The new Children’s Hospital of Pittsburgh, a 1.9-million-square-foot facility and campus, opened its doors on May 2, 2009 and marks Astorino’s best thinking to date on patient centered design. Normally the design process involves in-depth interviews with the client–“how many beds, how many surgeries, how many emergency department visits–the deep numerical analysis that tells you how a building will be used,” says Powers. “But we knew that we were building a house with a highly specialized group of people.”

The used something they call the Fathom Survey, a methodology created by firm designer Christine Astorino, and daughter of the company founder. (Fathom is now a separate subsidiary of the architecture firm.) She conducted a four month study of hospital patients, their family and the staff, to better understand how a patient actually feels during their hospital experience and how to better address their anxiety–and facilitate healing–through design. Think focus grouping with a huge side of cultural anthropology and some good, old-fashioned listening. “Ethnography, sensory exploration, collage work, creative brainstorming, color analysis, one on one interviews with patients, family and staff, and observing people in their environment,” says Astorino. “It’s all in there.”


The final product is an insight journal that is as much a philosopher’s notebook as a design guide, (see this pdf for a partial look) was delivered to the team early in the process. It triggered some heavy thinking. “I know it sounds lofty, but it became clear that the primary deep meaning for this building is transformation– people that come to this building are expecting that their lives are going to be transformed from an unbalanced state to a balanced state,” says Powers. “Even when the outcome is death. We wanted to build a building that would support all the emotional processes.” More at

They sweated the small stuff: the hospital now has individual patient rooms with individual temperature controls, places for both parents to sleep, and beds offering adjustable heights because kids reported feeling more vulnerable when adults loomed over them. Fun artwork and beautiful colors abound.

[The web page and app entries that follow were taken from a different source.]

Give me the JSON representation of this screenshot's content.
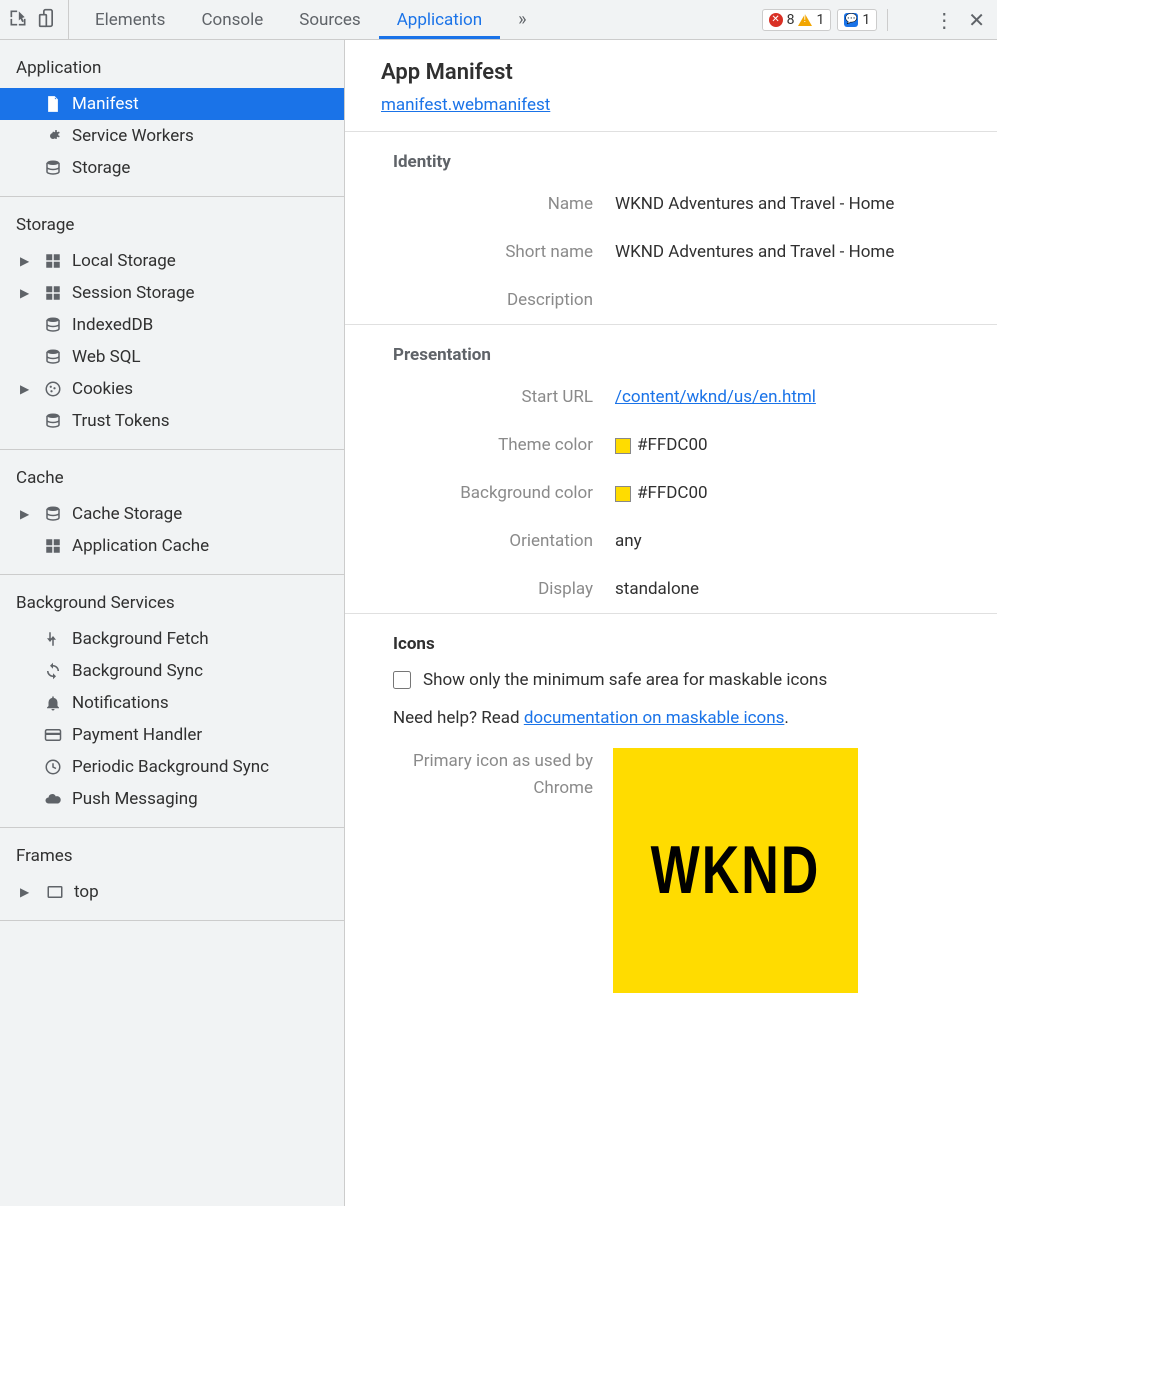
{
  "topbar": {
    "tabs": [
      "Elements",
      "Console",
      "Sources",
      "Application"
    ],
    "active_tab_index": 3,
    "errors_count": "8",
    "warnings_count": "1",
    "info_count": "1"
  },
  "sidebar": {
    "sections": [
      {
        "heading": "Application",
        "items": [
          {
            "icon": "file",
            "label": "Manifest",
            "selected": true
          },
          {
            "icon": "gear",
            "label": "Service Workers"
          },
          {
            "icon": "db",
            "label": "Storage"
          }
        ]
      },
      {
        "heading": "Storage",
        "items": [
          {
            "icon": "grid",
            "label": "Local Storage",
            "expandable": true
          },
          {
            "icon": "grid",
            "label": "Session Storage",
            "expandable": true
          },
          {
            "icon": "db",
            "label": "IndexedDB"
          },
          {
            "icon": "db",
            "label": "Web SQL"
          },
          {
            "icon": "cookie",
            "label": "Cookies",
            "expandable": true
          },
          {
            "icon": "db",
            "label": "Trust Tokens"
          }
        ]
      },
      {
        "heading": "Cache",
        "items": [
          {
            "icon": "db",
            "label": "Cache Storage",
            "expandable": true
          },
          {
            "icon": "grid",
            "label": "Application Cache"
          }
        ]
      },
      {
        "heading": "Background Services",
        "items": [
          {
            "icon": "fetch",
            "label": "Background Fetch"
          },
          {
            "icon": "sync",
            "label": "Background Sync"
          },
          {
            "icon": "bell",
            "label": "Notifications"
          },
          {
            "icon": "card",
            "label": "Payment Handler"
          },
          {
            "icon": "clock",
            "label": "Periodic Background Sync"
          },
          {
            "icon": "cloud",
            "label": "Push Messaging"
          }
        ]
      },
      {
        "heading": "Frames",
        "items": [
          {
            "icon": "frame",
            "label": "top",
            "expandable": true
          }
        ]
      }
    ]
  },
  "main": {
    "title": "App Manifest",
    "manifest_link": "manifest.webmanifest",
    "identity": {
      "heading": "Identity",
      "name_label": "Name",
      "name_value": "WKND Adventures and Travel - Home",
      "short_name_label": "Short name",
      "short_name_value": "WKND Adventures and Travel - Home",
      "description_label": "Description",
      "description_value": ""
    },
    "presentation": {
      "heading": "Presentation",
      "start_url_label": "Start URL",
      "start_url_value": "/content/wknd/us/en.html",
      "theme_color_label": "Theme color",
      "theme_color_value": "#FFDC00",
      "bg_color_label": "Background color",
      "bg_color_value": "#FFDC00",
      "orientation_label": "Orientation",
      "orientation_value": "any",
      "display_label": "Display",
      "display_value": "standalone"
    },
    "icons": {
      "heading": "Icons",
      "checkbox_label": "Show only the minimum safe area for maskable icons",
      "help_prefix": "Need help? Read ",
      "help_link": "documentation on maskable icons",
      "help_suffix": ".",
      "primary_label_line1": "Primary icon as used by",
      "primary_label_line2": "Chrome",
      "icon_text": "WKND",
      "icon_bg": "#FFDC00"
    }
  }
}
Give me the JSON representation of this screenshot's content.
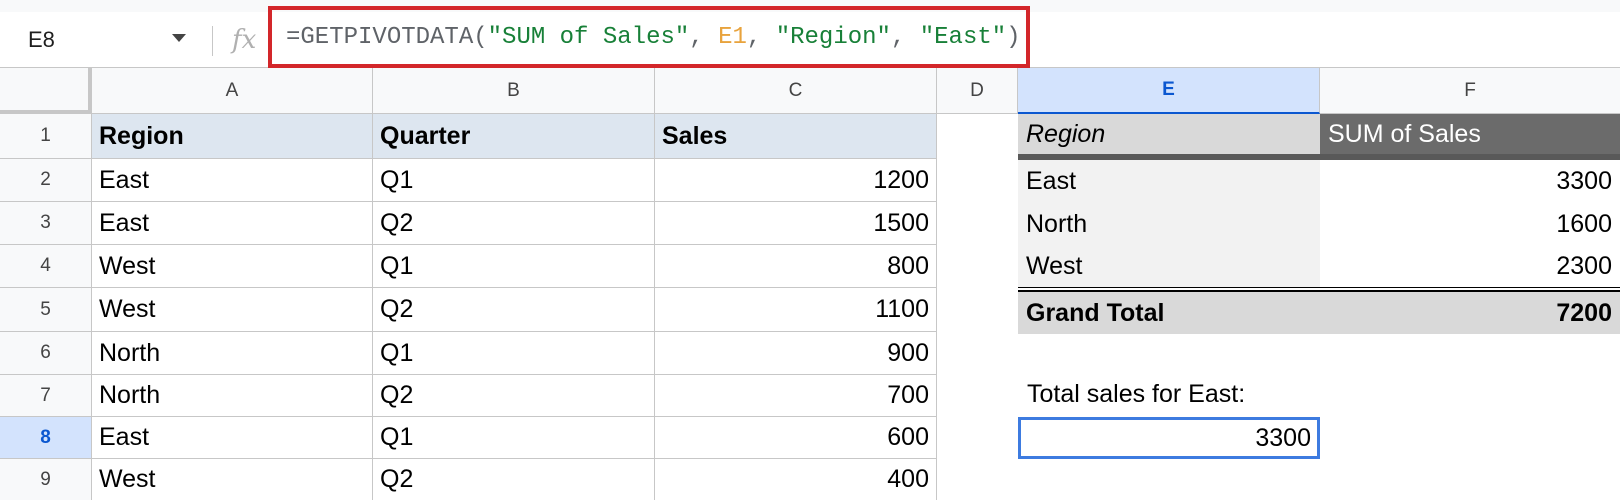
{
  "name_box": "E8",
  "formula_bar": {
    "fx": "fx",
    "tokens": {
      "t1": "=GETPIVOTDATA(",
      "t2": "\"SUM of Sales\"",
      "t3": ", ",
      "t4": "E1",
      "t5": ", ",
      "t6": "\"Region\"",
      "t7": ", ",
      "t8": "\"East\"",
      "t9": ")"
    }
  },
  "columns": [
    "A",
    "B",
    "C",
    "D",
    "E",
    "F"
  ],
  "rows": [
    "1",
    "2",
    "3",
    "4",
    "5",
    "6",
    "7",
    "8",
    "9"
  ],
  "table": {
    "headers": [
      "Region",
      "Quarter",
      "Sales"
    ],
    "data": [
      [
        "East",
        "Q1",
        "1200"
      ],
      [
        "East",
        "Q2",
        "1500"
      ],
      [
        "West",
        "Q1",
        "800"
      ],
      [
        "West",
        "Q2",
        "1100"
      ],
      [
        "North",
        "Q1",
        "900"
      ],
      [
        "North",
        "Q2",
        "700"
      ],
      [
        "East",
        "Q1",
        "600"
      ],
      [
        "West",
        "Q2",
        "400"
      ]
    ]
  },
  "pivot": {
    "row_header": "Region",
    "value_header": "SUM of Sales",
    "rows": [
      [
        "East",
        "3300"
      ],
      [
        "North",
        "1600"
      ],
      [
        "West",
        "2300"
      ]
    ],
    "grand_total_label": "Grand Total",
    "grand_total_value": "7200"
  },
  "note_label": "Total sales for East:",
  "result_value": "3300",
  "colors": {
    "selection": "#3d7be0",
    "formula_highlight": "#d3262a",
    "header_fill": "#dde6f0"
  }
}
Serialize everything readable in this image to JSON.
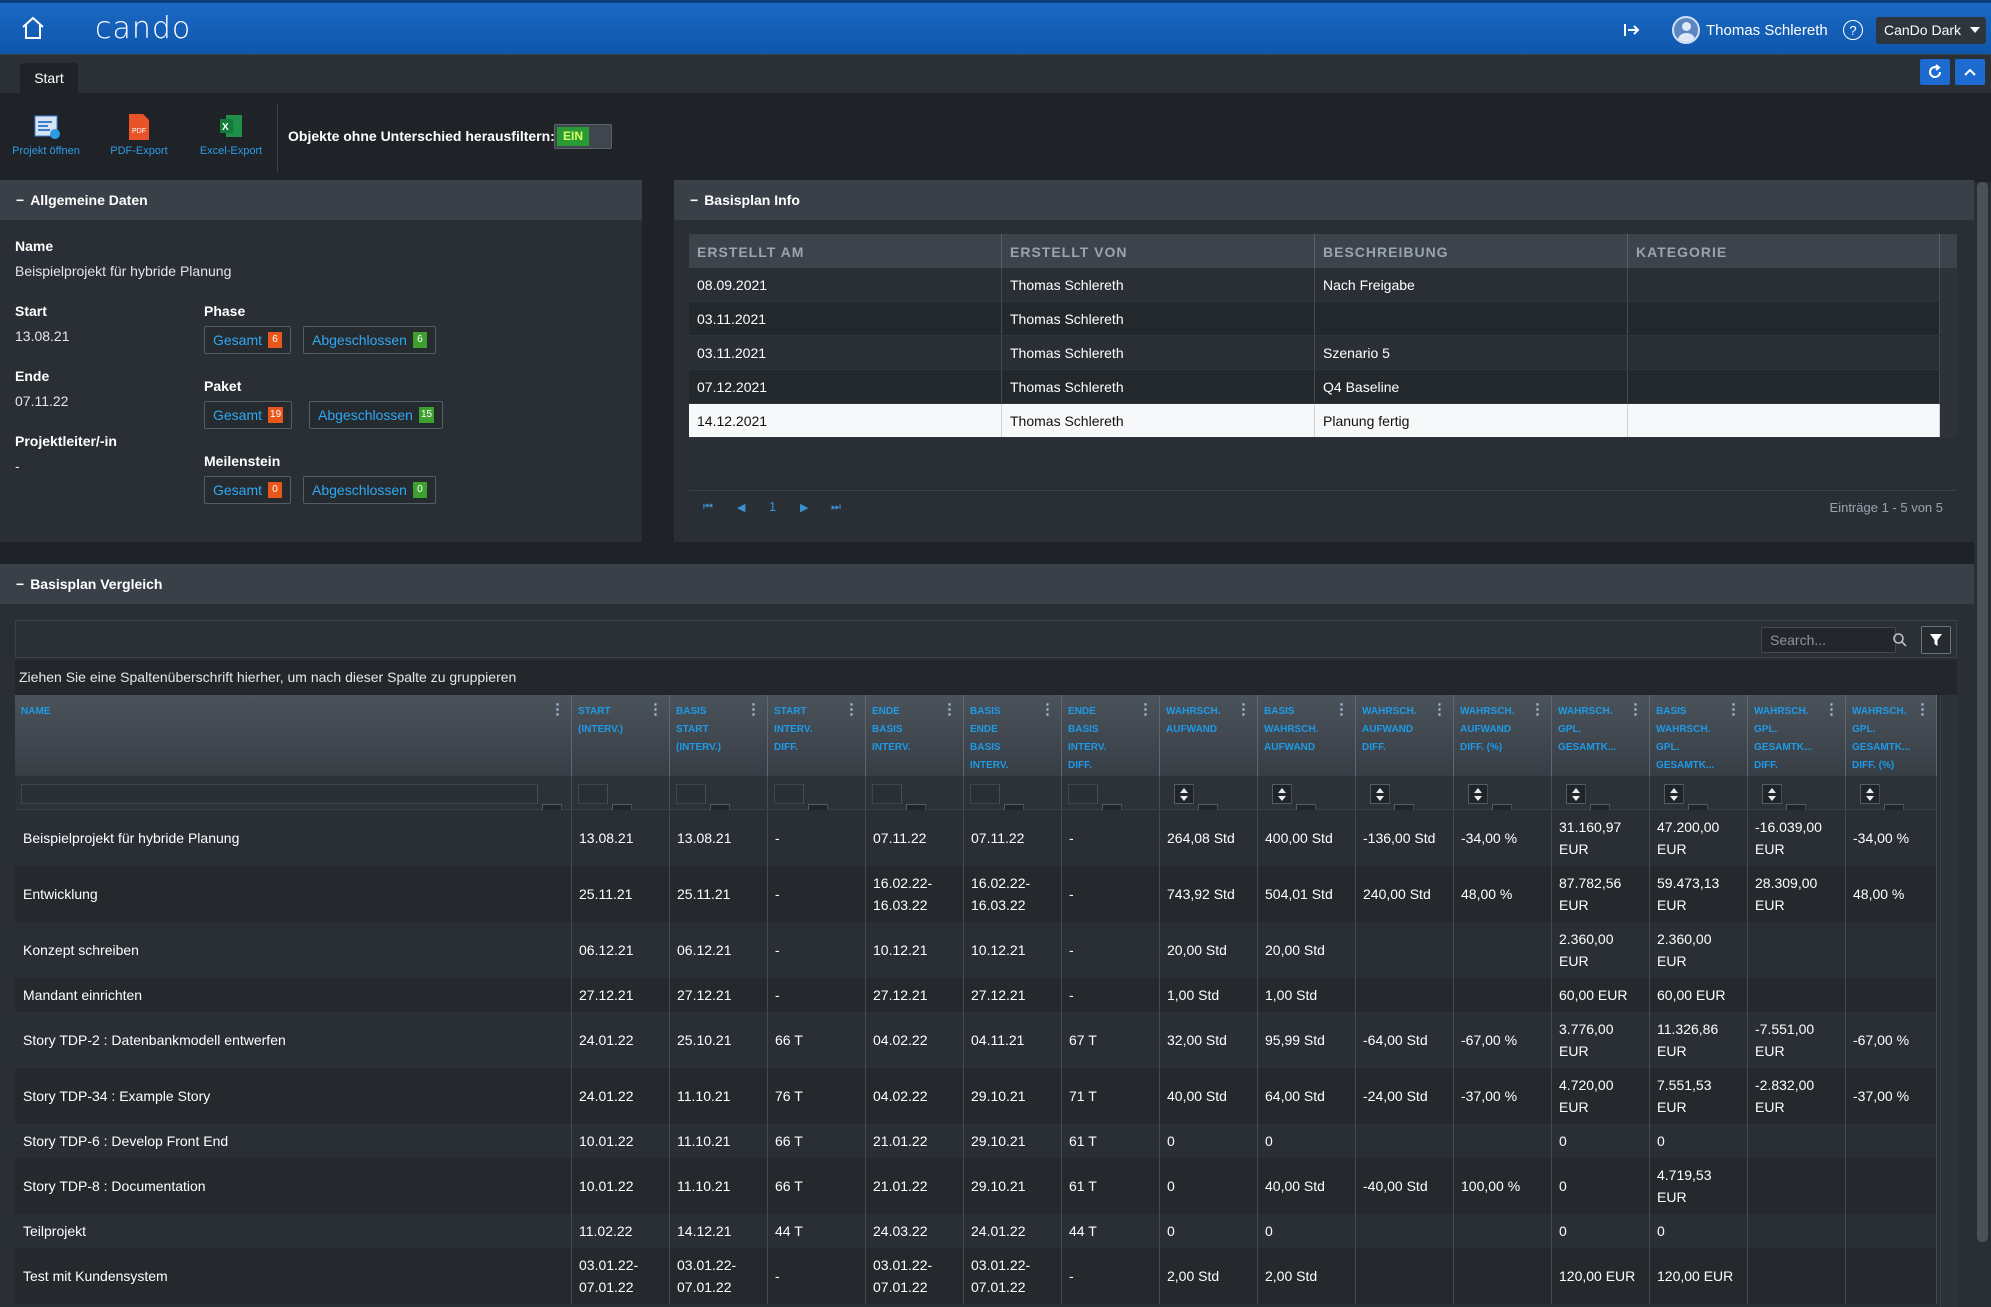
{
  "topbar": {
    "logo": "cando",
    "user_name": "Thomas Schlereth",
    "help": "?",
    "theme": "CanDo Dark"
  },
  "tabs": {
    "start": "Start"
  },
  "ribbon": {
    "open_project": "Projekt öffnen",
    "pdf_export": "PDF-Export",
    "excel_export": "Excel-Export",
    "filter_label": "Objekte ohne Unterschied herausfiltern:",
    "toggle_on": "EIN"
  },
  "allgemein": {
    "title": "Allgemeine Daten",
    "name_label": "Name",
    "name_value": "Beispielprojekt für hybride Planung",
    "start_label": "Start",
    "start_value": "13.08.21",
    "ende_label": "Ende",
    "ende_value": "07.11.22",
    "pl_label": "Projektleiter/-in",
    "pl_value": "-",
    "phase_label": "Phase",
    "paket_label": "Paket",
    "meilenstein_label": "Meilenstein",
    "gesamt": "Gesamt",
    "abgeschlossen": "Abgeschlossen",
    "phase_gesamt": "6",
    "phase_abg": "6",
    "paket_gesamt": "19",
    "paket_abg": "15",
    "ms_gesamt": "0",
    "ms_abg": "0"
  },
  "basisplan_info": {
    "title": "Basisplan Info",
    "columns": [
      "ERSTELLT AM",
      "ERSTELLT VON",
      "BESCHREIBUNG",
      "KATEGORIE"
    ],
    "rows": [
      [
        "08.09.2021",
        "Thomas Schlereth",
        "Nach Freigabe",
        ""
      ],
      [
        "03.11.2021",
        "Thomas Schlereth",
        "",
        ""
      ],
      [
        "03.11.2021",
        "Thomas Schlereth",
        "Szenario 5",
        ""
      ],
      [
        "07.12.2021",
        "Thomas Schlereth",
        "Q4 Baseline",
        ""
      ],
      [
        "14.12.2021",
        "Thomas Schlereth",
        "Planung fertig",
        ""
      ]
    ],
    "page": "1",
    "entries": "Einträge 1 - 5 von 5"
  },
  "vergleich": {
    "title": "Basisplan Vergleich",
    "search_placeholder": "Search...",
    "group_hint": "Ziehen Sie eine Spaltenüberschrift hierher, um nach dieser Spalte zu gruppieren",
    "columns": [
      [
        "NAME"
      ],
      [
        "START",
        "(INTERV.)"
      ],
      [
        "BASIS",
        "START",
        "(INTERV.)"
      ],
      [
        "START",
        "INTERV.",
        "DIFF."
      ],
      [
        "ENDE",
        "BASIS",
        "INTERV."
      ],
      [
        "BASIS",
        "ENDE",
        "BASIS",
        "INTERV."
      ],
      [
        "ENDE",
        "BASIS",
        "INTERV.",
        "DIFF."
      ],
      [
        "WAHRSCH.",
        "AUFWAND"
      ],
      [
        "BASIS",
        "WAHRSCH.",
        "AUFWAND"
      ],
      [
        "WAHRSCH.",
        "AUFWAND",
        "DIFF."
      ],
      [
        "WAHRSCH.",
        "AUFWAND",
        "DIFF. (%)"
      ],
      [
        "WAHRSCH.",
        "GPL.",
        "GESAMTK..."
      ],
      [
        "BASIS",
        "WAHRSCH.",
        "GPL.",
        "GESAMTK..."
      ],
      [
        "WAHRSCH.",
        "GPL.",
        "GESAMTK...",
        "DIFF."
      ],
      [
        "WAHRSCH.",
        "GPL.",
        "GESAMTK...",
        "DIFF. (%)"
      ]
    ],
    "rows": [
      [
        "Beispielprojekt für hybride Planung",
        "13.08.21",
        "13.08.21",
        "-",
        "07.11.22",
        "07.11.22",
        "-",
        "264,08 Std",
        "400,00 Std",
        "-136,00 Std",
        "-34,00 %",
        "31.160,97 EUR",
        "47.200,00 EUR",
        "-16.039,00 EUR",
        "-34,00 %"
      ],
      [
        "Entwicklung",
        "25.11.21",
        "25.11.21",
        "-",
        "16.02.22-16.03.22",
        "16.02.22-16.03.22",
        "-",
        "743,92 Std",
        "504,01 Std",
        "240,00 Std",
        "48,00 %",
        "87.782,56 EUR",
        "59.473,13 EUR",
        "28.309,00 EUR",
        "48,00 %"
      ],
      [
        "Konzept schreiben",
        "06.12.21",
        "06.12.21",
        "-",
        "10.12.21",
        "10.12.21",
        "-",
        "20,00 Std",
        "20,00 Std",
        "",
        "",
        "2.360,00 EUR",
        "2.360,00 EUR",
        "",
        ""
      ],
      [
        "Mandant einrichten",
        "27.12.21",
        "27.12.21",
        "-",
        "27.12.21",
        "27.12.21",
        "-",
        "1,00 Std",
        "1,00 Std",
        "",
        "",
        "60,00 EUR",
        "60,00 EUR",
        "",
        ""
      ],
      [
        "Story TDP-2 : Datenbankmodell entwerfen",
        "24.01.22",
        "25.10.21",
        "66 T",
        "04.02.22",
        "04.11.21",
        "67 T",
        "32,00 Std",
        "95,99 Std",
        "-64,00 Std",
        "-67,00 %",
        "3.776,00 EUR",
        "11.326,86 EUR",
        "-7.551,00 EUR",
        "-67,00 %"
      ],
      [
        "Story TDP-34 : Example Story",
        "24.01.22",
        "11.10.21",
        "76 T",
        "04.02.22",
        "29.10.21",
        "71 T",
        "40,00 Std",
        "64,00 Std",
        "-24,00 Std",
        "-37,00 %",
        "4.720,00 EUR",
        "7.551,53 EUR",
        "-2.832,00 EUR",
        "-37,00 %"
      ],
      [
        "Story TDP-6 : Develop Front End",
        "10.01.22",
        "11.10.21",
        "66 T",
        "21.01.22",
        "29.10.21",
        "61 T",
        "0",
        "0",
        "",
        "",
        "0",
        "0",
        "",
        ""
      ],
      [
        "Story TDP-8 : Documentation",
        "10.01.22",
        "11.10.21",
        "66 T",
        "21.01.22",
        "29.10.21",
        "61 T",
        "0",
        "40,00 Std",
        "-40,00 Std",
        "100,00 %",
        "0",
        "4.719,53 EUR",
        "",
        ""
      ],
      [
        "Teilprojekt",
        "11.02.22",
        "14.12.21",
        "44 T",
        "24.03.22",
        "24.01.22",
        "44 T",
        "0",
        "0",
        "",
        "",
        "0",
        "0",
        "",
        ""
      ],
      [
        "Test mit Kundensystem",
        "03.01.22-07.01.22",
        "03.01.22-07.01.22",
        "-",
        "03.01.22-07.01.22",
        "03.01.22-07.01.22",
        "-",
        "2,00 Std",
        "2,00 Std",
        "",
        "",
        "120,00 EUR",
        "120,00 EUR",
        "",
        ""
      ]
    ]
  }
}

And the transformation theme starts early–the first thing kids see when they arrive is a “transformation corridor,” linking the garage to the hospital, with murals on the floor representing the change of the seasons, and butterflies transforming on the walls. (One element that got nixed were shadow boxes that kids could decorate outside of their rooms, sort of like the hospital version of decorating your own locker.)

But some of the bigger adjustments are on the inside. Most of the traditionally patient-oriented areas like lounges and chapels are typically placed near the lobby of a hospital, making them more marketing features than anything else. “Patients felt exposed,” says Astorino. “Those are ‘wow factor’ items that don’t help the healing process.” Instead, the team created a town square/atrium on the sixth floor, where patients and staff can gather, play, even watch movies from a 40 foot projection screen, rolling up in wheelchairs to the railing if they need to. No one from the public is mixed in. Adjacent to the atrium is a healing garden, a rooftop where both patients and staff can easily “leave the hospital” safely to decompress and reflect.


The response has been overwhelmingly positive, but the team is eager to link design to healing rates and better outcomes–the first round of data is expected in August. They are cautiously optimistic. “One patient’s mother told the hospital CEO that she got the best night sleep she’d had in years,” says Powers. “That’s got to be a good sign.”